How a 529 Works
The number 529 refers to the section of the IRS code that administers the savings plan. Withdrawals from the plan are tax-free when applied towards college tuition. You can start an account at any time and bequeath it to anyone.
States can also get in on the plan, and your savings withdrawals will be safe from state income taxes as well. Some states even have a matching grant program that will add money to your college education.
A college savings account has two facets. One is a prepaid tuition plan, which is available in only 13 states as of now. Prepaid tuition means you can lock in today’s tuition rate for when your youngster goes to college. If you have a newborn, this may be a very good deal.
The other, and more popular choice, is the savings plan. The savings account varies its investments based upon several factors, such as the age of the recipient and the market performance of the investment. The younger you start someone as the beneficiary of a savings plan, the riskier the investments will be, and they will become more conservative as the person gets closer to college age.
A college savings account has several advantages, the most prominent of which is the tax incentive. If you use the money towards college tuition, then you don’t owe any income tax on the interest and earnings from the savings account. Generally, any interest earned on a regular savings account is required to have income taxes paid upon it.

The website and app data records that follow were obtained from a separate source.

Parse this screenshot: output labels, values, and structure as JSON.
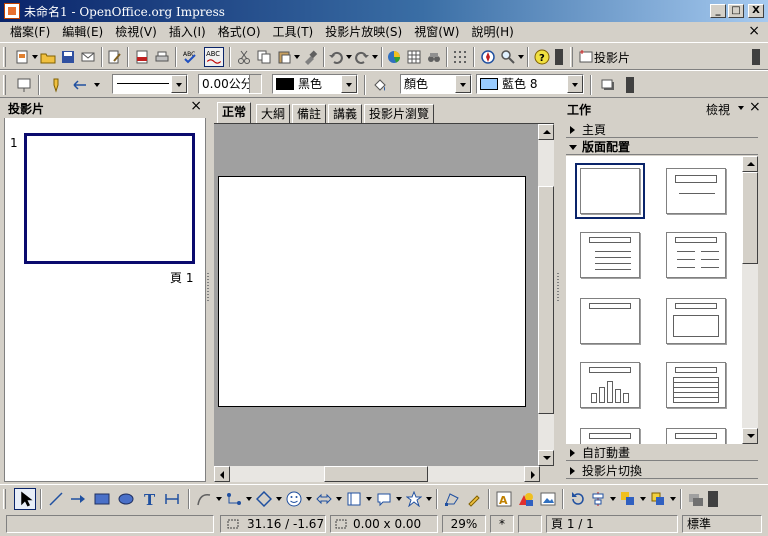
{
  "window": {
    "title": "未命名1 - OpenOffice.org Impress",
    "minimize": "_",
    "maximize": "□",
    "close": "X"
  },
  "menubar": {
    "items": [
      "檔案(F)",
      "編輯(E)",
      "檢視(V)",
      "插入(I)",
      "格式(O)",
      "工具(T)",
      "投影片放映(S)",
      "視窗(W)",
      "說明(H)"
    ],
    "close": "×"
  },
  "toolbar1": {
    "slides_button": "投影片"
  },
  "toolbar2": {
    "line_width": "0.00公分",
    "line_color": "黑色",
    "fill_type": "顏色",
    "fill_color": "藍色 8",
    "colors": {
      "line": "#000000",
      "fill": "#99ccff"
    }
  },
  "slides_panel": {
    "title": "投影片",
    "close": "×",
    "slide_number": "1",
    "page_label": "頁 1"
  },
  "view_tabs": [
    "正常",
    "大綱",
    "備註",
    "講義",
    "投影片瀏覽"
  ],
  "tasks_panel": {
    "title": "工作",
    "view_menu": "檢視",
    "close": "×",
    "sections": [
      "主頁",
      "版面配置",
      "自訂動畫",
      "投影片切換"
    ]
  },
  "statusbar": {
    "position": "31.16 / -1.67",
    "size": "0.00 x 0.00",
    "zoom": "29%",
    "modified": "*",
    "page": "頁 1 / 1",
    "style": "標準"
  }
}
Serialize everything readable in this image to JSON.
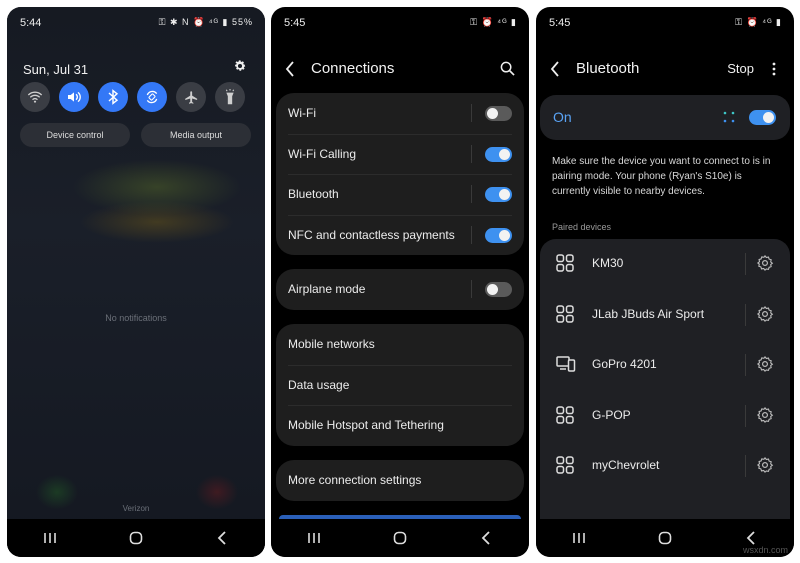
{
  "panel1": {
    "time": "5:44",
    "status_icons": "⚿ ✱ N ⏰ ⁴ᴳ ▮ 55%",
    "date": "Sun, Jul 31",
    "quick_tiles": [
      {
        "name": "wifi",
        "on": false
      },
      {
        "name": "sound",
        "on": true
      },
      {
        "name": "bluetooth",
        "on": true
      },
      {
        "name": "auto-rotate",
        "on": true
      },
      {
        "name": "airplane",
        "on": false
      },
      {
        "name": "flashlight",
        "on": false
      }
    ],
    "device_control_label": "Device control",
    "media_output_label": "Media output",
    "no_notifications": "No notifications",
    "carrier": "Verizon"
  },
  "panel2": {
    "time": "5:45",
    "status_icons": "⚿ ⏰ ⁴ᴳ ▮",
    "title": "Connections",
    "group1": [
      {
        "label": "Wi-Fi",
        "on": false
      },
      {
        "label": "Wi-Fi Calling",
        "on": true
      },
      {
        "label": "Bluetooth",
        "on": true
      },
      {
        "label": "NFC and contactless payments",
        "on": true
      }
    ],
    "group2": [
      {
        "label": "Airplane mode",
        "on": false
      }
    ],
    "group3": [
      {
        "label": "Mobile networks"
      },
      {
        "label": "Data usage"
      },
      {
        "label": "Mobile Hotspot and Tethering"
      }
    ],
    "group4": [
      {
        "label": "More connection settings"
      }
    ]
  },
  "panel3": {
    "time": "5:45",
    "status_icons": "⚿ ⏰ ⁴ᴳ ▮",
    "title": "Bluetooth",
    "stop_label": "Stop",
    "on_label": "On",
    "description": "Make sure the device you want to connect to is in pairing mode. Your phone (Ryan's S10e) is currently visible to nearby devices.",
    "paired_header": "Paired devices",
    "devices": [
      {
        "name": "KM30",
        "icon": "generic-device-icon"
      },
      {
        "name": "JLab JBuds Air Sport",
        "icon": "generic-device-icon"
      },
      {
        "name": "GoPro 4201",
        "icon": "computer-phone-icon"
      },
      {
        "name": "G-POP",
        "icon": "generic-device-icon"
      },
      {
        "name": "myChevrolet",
        "icon": "generic-device-icon"
      }
    ],
    "watermark": "wsxdn.com"
  },
  "colors": {
    "accent": "#3e91f0",
    "tile_on": "#3478f6",
    "on_text": "#5aa3f5"
  }
}
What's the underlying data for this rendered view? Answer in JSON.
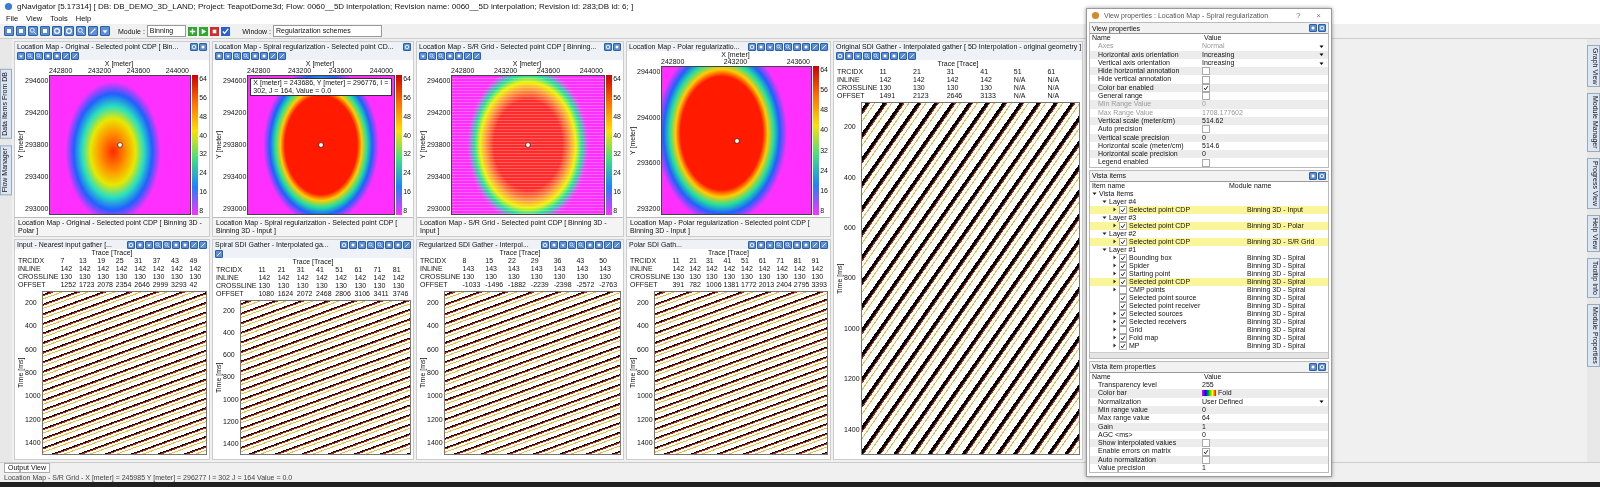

Many savings accounts are flexible enough that you can add whatever amounts you can afford at any time into the account. Some accounts have minimums of $15 a month to contribute. Even fifty to a hundred dollars a month over the life of the account can add up quickly, depending upon the earnings and how long the money is there.
The money can be used for any qualified college expense including room, board, books and tuition. If you ever file bankruptcy, these assets are protected from liquidation.
Once you put the money into the account, you can only use it for college if you don’t want to pay the income taxes. You would have to pay state and federal income taxes on the interest in addition to a 10 percent penalty if you don’t use the money for college expenses.
If your beneficiary gets a scholarship and doesn’t use the money, you can change beneficiaries or withdraw the money without paying the 10 percent penalty. Changing the beneficiary may incur taxes or a penalty.
The non-profit group College Savings Plans Network can provide you with more information about college savings accounts.